Having followed all the above steps, we now have a basis (and hence baseline) for an effective implementation of SPC.

Remember: We cannot create a stable process through the use of SPC, we can only confirm the stability of the process through SPC.


I am Rajesh Naik. I am an author, management consultant and trainer, helping IT and other tech companies improve their processes and performance. I also specialize in CMMI® (DEV and SVC), People CMM® and Balanced Scorecard. I am a CMMI Institute certified/ authorized Instructor and Lead Appraiser for CMMI® and People CMM®. I am available on LinkedIn and I will be glad to accept your invite. For more information please click here. To get email alerts for new posts, click here to subscribe.

Size Does Matter! (for baselines and sub-process control) -Continued

Let us take the example of  examination/ test centers, that run an exam throughout the year, every day. Past one-year data shows – 30% of the candidates pass the exam and 70% fail the exam, all over India.

The Bangalore test center handles around 1000 candidates per month, whereas the Mysore center handles around 100 per month. Over the last one year, both centers have shown the same 30 pass: 70 fail ratio.

For the month of June 2010, one center has reported 38% pass and another has reported 29% pass. Which center (Bangalore or Mysore) is more likely (has a higher probability) to have reported 38%?

Well, Mysore is more likely to have the higher deviation from the average (+8%) than Bangalore (-1%), because Mysore, handling lesser candidates, has a lesser number of opportunities to “average out”. An easy way to figure this out is to take the case of a center that handles only 1 candidate. This center can have either 0% or 100%  pass percentage; a -30% to +70% deviation from the average.

Let us now get back to the process performance baselines that we create and the way we do sub-process control. Here are some things that we need to keep in mind while creating, publishing and using baselines:

1) Baseline (mean and standard deviation) for a sub-process parameter (like coding productivity) will be different depending on whether we consider each the coding phase of each project as a data point, or we consider each program coded in each project as a data point. The standard deviation in the first case (large base) is likely to be smaller than the second case (small base).

2) When we publish performance baseline data, we need to qualify it with the level of detail at which it applies.

3) When we use the baseline data to do sub-process control, it needs to be applied to the same level of detail. So, to do sub-process control on program level coding productivity, we need to use the baseline that was created using programs as data points (not each project as a data point).

4) Baselines need to be created using similar situations of the base data. For example, we cannot combine the coding productivity on large programs with the productivity on small programs. Even if the average/ mean remains the same, the standard deviation will be higher when we take data from a smaller base as against a larger base.

The above points are not just “nits” but have an impact of the usefulness of baselines and sub-process control.

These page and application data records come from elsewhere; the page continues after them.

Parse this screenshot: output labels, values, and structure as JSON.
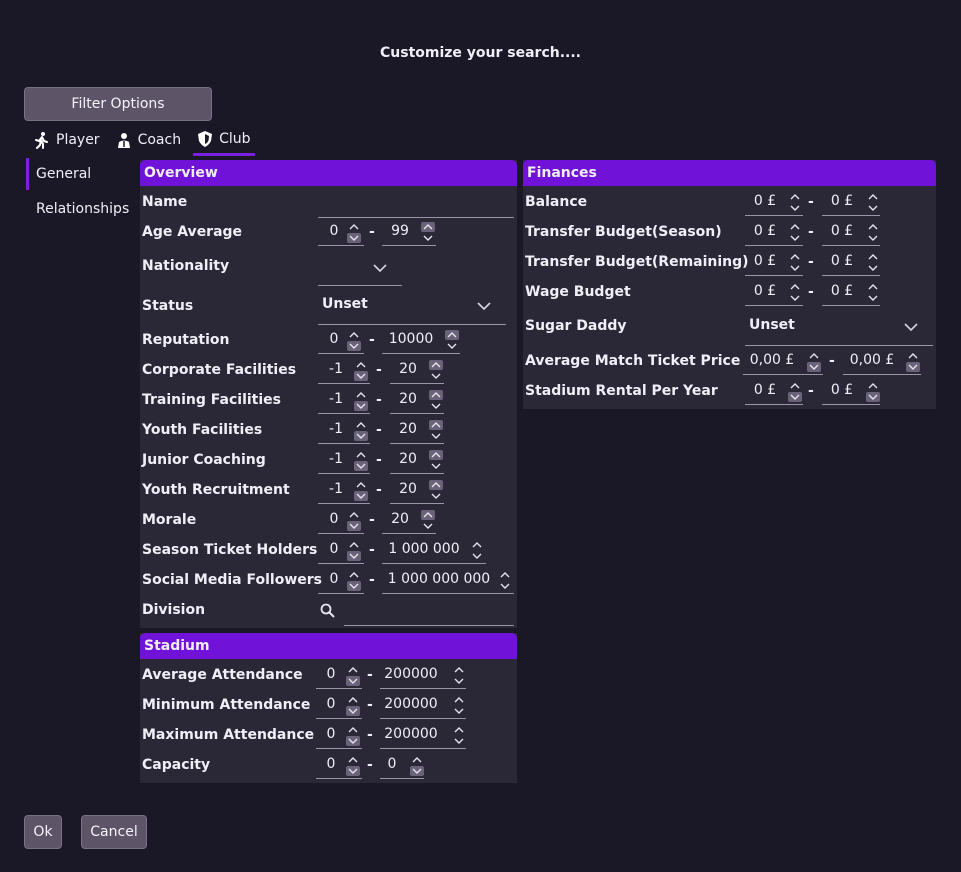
{
  "dialog": {
    "title": "Customize your search...."
  },
  "filter_button": "Filter Options",
  "tabs": [
    {
      "label": "Player"
    },
    {
      "label": "Coach"
    },
    {
      "label": "Club"
    }
  ],
  "sidebar": [
    {
      "label": "General"
    },
    {
      "label": "Relationships"
    }
  ],
  "overview": {
    "header": "Overview",
    "name_label": "Name",
    "name_value": "",
    "age_label": "Age Average",
    "age_from": "0",
    "age_to": "99",
    "nationality_label": "Nationality",
    "status_label": "Status",
    "status_value": "Unset",
    "reputation_label": "Reputation",
    "reputation_from": "0",
    "reputation_to": "10000",
    "facilities": [
      {
        "label": "Corporate Facilities",
        "from": "-1",
        "to": "20"
      },
      {
        "label": "Training Facilities",
        "from": "-1",
        "to": "20"
      },
      {
        "label": "Youth Facilities",
        "from": "-1",
        "to": "20"
      },
      {
        "label": "Junior Coaching",
        "from": "-1",
        "to": "20"
      },
      {
        "label": "Youth Recruitment",
        "from": "-1",
        "to": "20"
      }
    ],
    "morale_label": "Morale",
    "morale_from": "0",
    "morale_to": "20",
    "season_label": "Season Ticket Holders",
    "season_from": "0",
    "season_to": "1 000 000",
    "social_label": "Social Media Followers",
    "social_from": "0",
    "social_to": "1 000 000 000",
    "division_label": "Division"
  },
  "stadium": {
    "header": "Stadium",
    "rows": [
      {
        "label": "Average Attendance",
        "from": "0",
        "to": "200000"
      },
      {
        "label": "Minimum Attendance",
        "from": "0",
        "to": "200000"
      },
      {
        "label": "Maximum Attendance",
        "from": "0",
        "to": "200000"
      },
      {
        "label": "Capacity",
        "from": "0",
        "to": "0"
      }
    ]
  },
  "finances": {
    "header": "Finances",
    "rows": [
      {
        "label": "Balance",
        "from": "0 £",
        "to": "0 £"
      },
      {
        "label": "Transfer Budget(Season)",
        "from": "0 £",
        "to": "0 £"
      },
      {
        "label": "Transfer Budget(Remaining)",
        "from": "0 £",
        "to": "0 £"
      },
      {
        "label": "Wage Budget",
        "from": "0 £",
        "to": "0 £"
      }
    ],
    "sugar_label": "Sugar Daddy",
    "sugar_value": "Unset",
    "ticket_label": "Average Match Ticket Price",
    "ticket_from": "0,00 £",
    "ticket_to": "0,00 £",
    "rental_label": "Stadium Rental Per Year",
    "rental_from": "0 £",
    "rental_to": "0 £"
  },
  "footer": {
    "ok": "Ok",
    "cancel": "Cancel"
  },
  "dash": "-",
  "colors": {
    "accent": "#7012d8",
    "panel": "#2a2837",
    "background": "#1a1826"
  }
}
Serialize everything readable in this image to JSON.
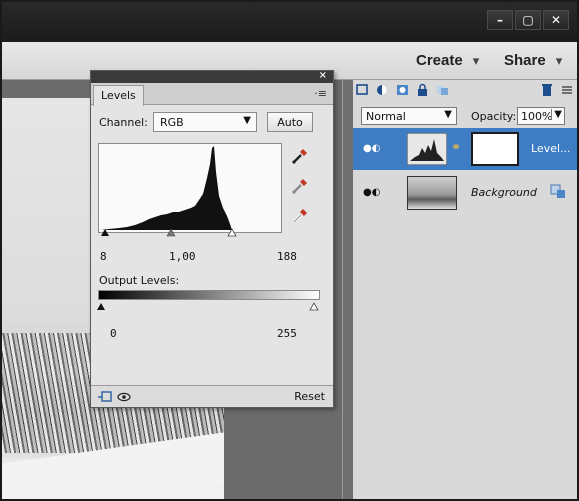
{
  "toolbar": {
    "create_label": "Create",
    "share_label": "Share",
    "chevron": "▾"
  },
  "window": {
    "minimize": "–",
    "restore": "▢",
    "close": "✕"
  },
  "levels": {
    "tab_label": "Levels",
    "panel_close": "×",
    "menu": "·≡",
    "channel_label": "Channel:",
    "channel_value": "RGB",
    "auto_label": "Auto",
    "input_black": "8",
    "input_gamma": "1,00",
    "input_white": "188",
    "output_label": "Output Levels:",
    "output_black": "0",
    "output_white": "255",
    "reset_label": "Reset",
    "icons": [
      "black-point-eyedropper-icon",
      "gray-point-eyedropper-icon",
      "white-point-eyedropper-icon",
      "clip-to-layer-icon",
      "visibility-eye-icon"
    ]
  },
  "layers": {
    "blend_mode": "Normal",
    "opacity_label": "Opacity:",
    "opacity_value": "100%",
    "items": [
      {
        "name": "Level...",
        "selected": true
      },
      {
        "name": "Background",
        "selected": false
      }
    ]
  }
}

Incorrect usage of baselines leads to incorrect displays of process instability / stability.


I am Rajesh Naik. I am an author, management consultant and trainer, helping IT and other tech companies improve their processes and performance. I also specialize in CMMI® (DEV and SVC), People CMM® and Balanced Scorecard. I am a CMMI Institute certified/ authorized Instructor and Lead Appraiser for CMMI® and People CMM®. I am available on LinkedIn and I will be glad to accept your invite. For more information please click here. To get email alerts for new posts, click here to subscribe.